→ **Task directions**
Scan each line of the records for the word "tights" and extract the ones that have it.

Dataset rows for apps and sites:
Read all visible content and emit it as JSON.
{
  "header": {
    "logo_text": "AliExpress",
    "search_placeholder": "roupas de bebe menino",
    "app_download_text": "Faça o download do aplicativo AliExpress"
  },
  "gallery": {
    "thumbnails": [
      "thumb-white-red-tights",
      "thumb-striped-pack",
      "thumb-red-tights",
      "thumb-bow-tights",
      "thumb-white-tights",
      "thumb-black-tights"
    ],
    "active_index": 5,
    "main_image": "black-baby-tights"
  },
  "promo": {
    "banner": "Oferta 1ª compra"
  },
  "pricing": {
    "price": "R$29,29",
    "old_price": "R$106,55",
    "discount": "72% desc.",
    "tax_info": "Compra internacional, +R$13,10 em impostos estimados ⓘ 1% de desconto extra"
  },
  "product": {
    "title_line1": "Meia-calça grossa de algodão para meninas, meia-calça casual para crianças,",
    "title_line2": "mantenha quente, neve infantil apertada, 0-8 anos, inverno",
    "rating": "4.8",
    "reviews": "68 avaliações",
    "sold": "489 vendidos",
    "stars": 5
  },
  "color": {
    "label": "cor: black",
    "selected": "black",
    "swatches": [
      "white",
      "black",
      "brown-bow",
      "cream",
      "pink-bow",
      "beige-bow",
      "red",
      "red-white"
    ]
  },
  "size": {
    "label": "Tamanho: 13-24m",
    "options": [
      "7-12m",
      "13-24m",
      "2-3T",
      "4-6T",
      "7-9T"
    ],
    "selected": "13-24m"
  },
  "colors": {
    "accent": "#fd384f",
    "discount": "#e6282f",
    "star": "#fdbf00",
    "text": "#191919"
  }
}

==

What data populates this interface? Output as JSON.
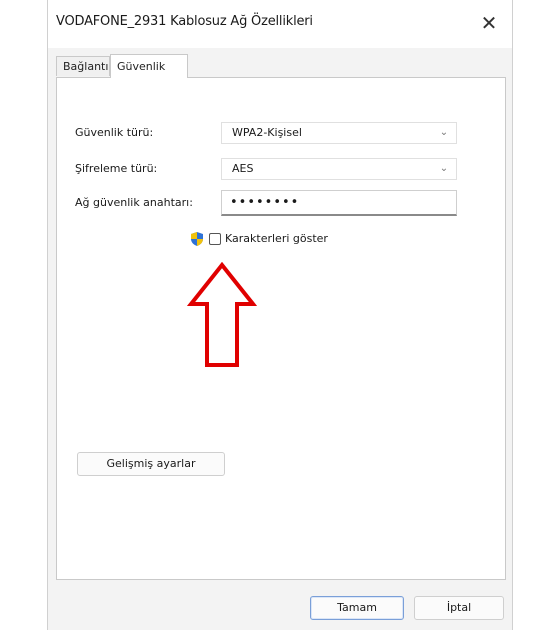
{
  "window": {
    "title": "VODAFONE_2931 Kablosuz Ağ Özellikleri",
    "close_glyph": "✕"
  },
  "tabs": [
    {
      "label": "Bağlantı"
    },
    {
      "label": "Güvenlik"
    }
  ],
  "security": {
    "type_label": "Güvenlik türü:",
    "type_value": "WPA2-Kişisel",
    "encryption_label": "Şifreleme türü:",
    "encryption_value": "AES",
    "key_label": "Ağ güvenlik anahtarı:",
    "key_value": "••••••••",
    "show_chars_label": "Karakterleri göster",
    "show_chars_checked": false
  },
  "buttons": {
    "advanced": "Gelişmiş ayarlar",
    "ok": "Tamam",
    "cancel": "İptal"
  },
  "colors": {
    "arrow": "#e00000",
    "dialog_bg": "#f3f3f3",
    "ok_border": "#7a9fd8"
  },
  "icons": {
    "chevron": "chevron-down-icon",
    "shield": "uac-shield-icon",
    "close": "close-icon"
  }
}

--

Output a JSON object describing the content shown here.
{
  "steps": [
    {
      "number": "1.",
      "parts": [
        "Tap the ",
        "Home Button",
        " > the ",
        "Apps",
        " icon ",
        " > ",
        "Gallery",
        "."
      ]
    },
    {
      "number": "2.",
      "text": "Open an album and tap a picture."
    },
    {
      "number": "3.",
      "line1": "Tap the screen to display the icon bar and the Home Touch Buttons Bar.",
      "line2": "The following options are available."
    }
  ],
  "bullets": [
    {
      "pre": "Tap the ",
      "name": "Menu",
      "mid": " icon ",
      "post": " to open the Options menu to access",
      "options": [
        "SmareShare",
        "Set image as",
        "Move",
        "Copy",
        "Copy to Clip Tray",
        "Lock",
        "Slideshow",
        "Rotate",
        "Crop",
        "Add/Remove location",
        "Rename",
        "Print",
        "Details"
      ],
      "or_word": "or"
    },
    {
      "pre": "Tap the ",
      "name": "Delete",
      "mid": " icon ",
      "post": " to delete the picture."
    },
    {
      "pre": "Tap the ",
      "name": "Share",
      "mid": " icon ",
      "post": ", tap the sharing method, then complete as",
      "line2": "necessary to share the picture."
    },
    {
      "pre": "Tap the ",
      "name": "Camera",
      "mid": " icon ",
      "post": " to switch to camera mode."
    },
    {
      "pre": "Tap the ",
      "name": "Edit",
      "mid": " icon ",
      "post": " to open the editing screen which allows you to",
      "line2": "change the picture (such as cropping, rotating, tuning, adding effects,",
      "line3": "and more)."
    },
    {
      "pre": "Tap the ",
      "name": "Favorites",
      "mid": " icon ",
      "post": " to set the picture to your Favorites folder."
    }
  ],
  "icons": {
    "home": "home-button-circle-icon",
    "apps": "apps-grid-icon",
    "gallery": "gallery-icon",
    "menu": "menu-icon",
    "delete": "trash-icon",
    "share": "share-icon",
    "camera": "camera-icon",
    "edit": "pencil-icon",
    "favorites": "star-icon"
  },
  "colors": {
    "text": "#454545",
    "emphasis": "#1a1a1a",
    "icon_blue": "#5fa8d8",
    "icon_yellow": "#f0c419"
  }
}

→ **Response to this exercise**
      "thumb-white-red-tights",
      "thumb-red-tights",
      "thumb-bow-tights",
      "thumb-white-tights",
      "thumb-black-tights"
    "main_image": "black-baby-tights"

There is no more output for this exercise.